WORDtrans’ Arabic Translation Service is busy!
In the past twelve months, WORDtrans translated more than 26000 words from English into Arabic, highlighting how popular our Arabic Translation Service is.
WORDtrans’ Arabic translation Service to English and English to Arabic are created by our translation experts who have the target language as their native, mother-tongue. Arabic translations are produced in a wide range of fields, including market research, electronics, engineering, websites, pharmaceutical and financial. WORDtrans’ to Arabic Translation Service translators undergo a rigorous selection procedure and ongoing performance monitoring. Each Arabic translator is a native speaker, professionally qualified both in linguistics and in their field of specialism.
Languages are moving targets with new words and phrases constantly being added to cover advances in technology, trends and other innovations. Our translators live in their native country so they are totally on top of all changes to language nuances and usage.
WORDtrans’ Arabic Translation Service is very high-quality and dependable with a rapid turnaround to meet your deadlines and commitments. The translation technology we use ensures translation consistency even when a team of translators is working on a single large project, or when translations are subsequently updated. At the heart of our Arabic Translation Service is a multi-lingual project management team who offer a professional and friendly point of contact for clients.
The WORDtrans edge for the Arabic to English and English to Arabic translation service is:
Arabic is from the Semitic family of languages, which also includes Hebrew, Syriac, Aramaic, Amharic and Tigrinya. Arabic and Hebrew are the only Semitic languages that are still used today both in their writing and speaking forms.
Arabic is widely spoken from North Africa to the Arabian Peninsula. It is the official language of twenty countries with a total of about 300 million people. Its top ten status as a world-wide language was recognised in 1973 when the United Nations made Arabic the sixth official language of the UN.
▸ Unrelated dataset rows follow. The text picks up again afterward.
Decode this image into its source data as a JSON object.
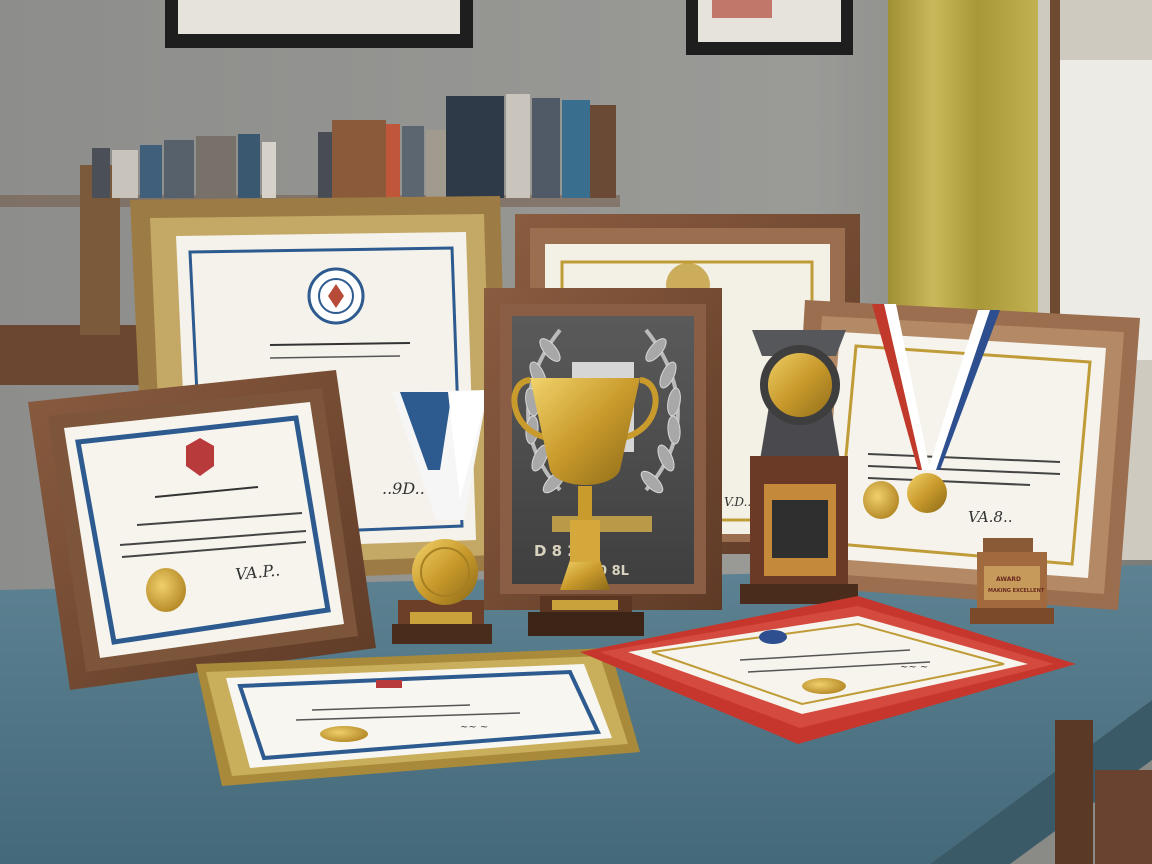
{
  "scene": {
    "plaque_engraving": {
      "line1": "D   8 280",
      "line2": "0 8L"
    },
    "signatures": {
      "front_left_certificate": "VA.P..",
      "back_center_certificate": "..9D..",
      "plaque_frame_bottom": "V.D..",
      "right_medal_certificate": "VA.8..",
      "red_frame_certificate": "~~ ~",
      "gold_frame_certificate": "~~ ~"
    },
    "small_trophy_plate": {
      "line1": "AWARD",
      "line2": "MAKING EXCELLENT"
    },
    "colors": {
      "wall": "#8f8f8c",
      "table_top": "#4f7585",
      "wood_frame": "#7a4e36",
      "gold_frame": "#b39a4a",
      "red_frame": "#c7362c",
      "blue_border": "#2d5a8f",
      "gold_seal": "#cfa53b",
      "curtain": "#b7a744"
    },
    "icons": [
      "laurel-wreath-icon",
      "trophy-cup-icon",
      "medal-icon",
      "emblem-seal-icon"
    ]
  }
}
The modern written language (Modern Standard Arabic) is derived from the language of the Quran (known as Classical Arabic or Quranic Arabic). It is widely taught in schools, universities, and used to varying degrees in workplaces, governments and the media. The two formal varieties are grouped together as Literary Arabic, which is the official language of 26 states and the liturgical language of Islam.
Modern Standard Arabic largely follows the grammatical standards of Quranic Arabic and uses much of the same vocabulary. However, some new vocabulary is used to cover concepts that have arisen in the post-Quranic era.
Egyptian Arabic, spoken by around 80 million in Egypt.
Maghrebi Arabic includes Moroccan Arabic, Algerian Arabic, Saharan Arabic, Tunisian Arabic, and Libyan Arabic, and is spoken by around 75 million North Africa.
Mesopotamian Arabic, spoken by about 29 million people in Iraq, eastern Syria and southwestern Iran (Khuzestan).
North Mesopotamian Arabic, spoken by around 7 million people in northern Iraq, northwestern Iran, northern Syria and southern Turkey.
Levantine Arabic, is spoken by almost 35 million people in Lebanon, Syria, Jordan, Israel, the Palestinian territories, Cyprus, and Turkey.
Gulf Arabic, spoken by around 3.6 million people, predominantly in the United Arab Emirates, Kuwait, Oman, Saudi Arabia, Qatar, and Bahrain.
The general definition of the Arab world is that it consists of 22 states and territories of the Arab League from the Atlantic Ocean across to the Arabian Sea , and the Mediterranean Sea down to the Horn of Africa and the Indian Ocean. It has a population of about 338 million.
The name “camel” comes from the Arabic word meaning “beauty”.
The word “mummy” comes from an Arabic word for a black gooey stuff.
Not all Arabs are Muslims. There are significant numbers of Arab Christians in places such as Lebanon, Syria, Jordan, Northern Africa and Palestine/Israel.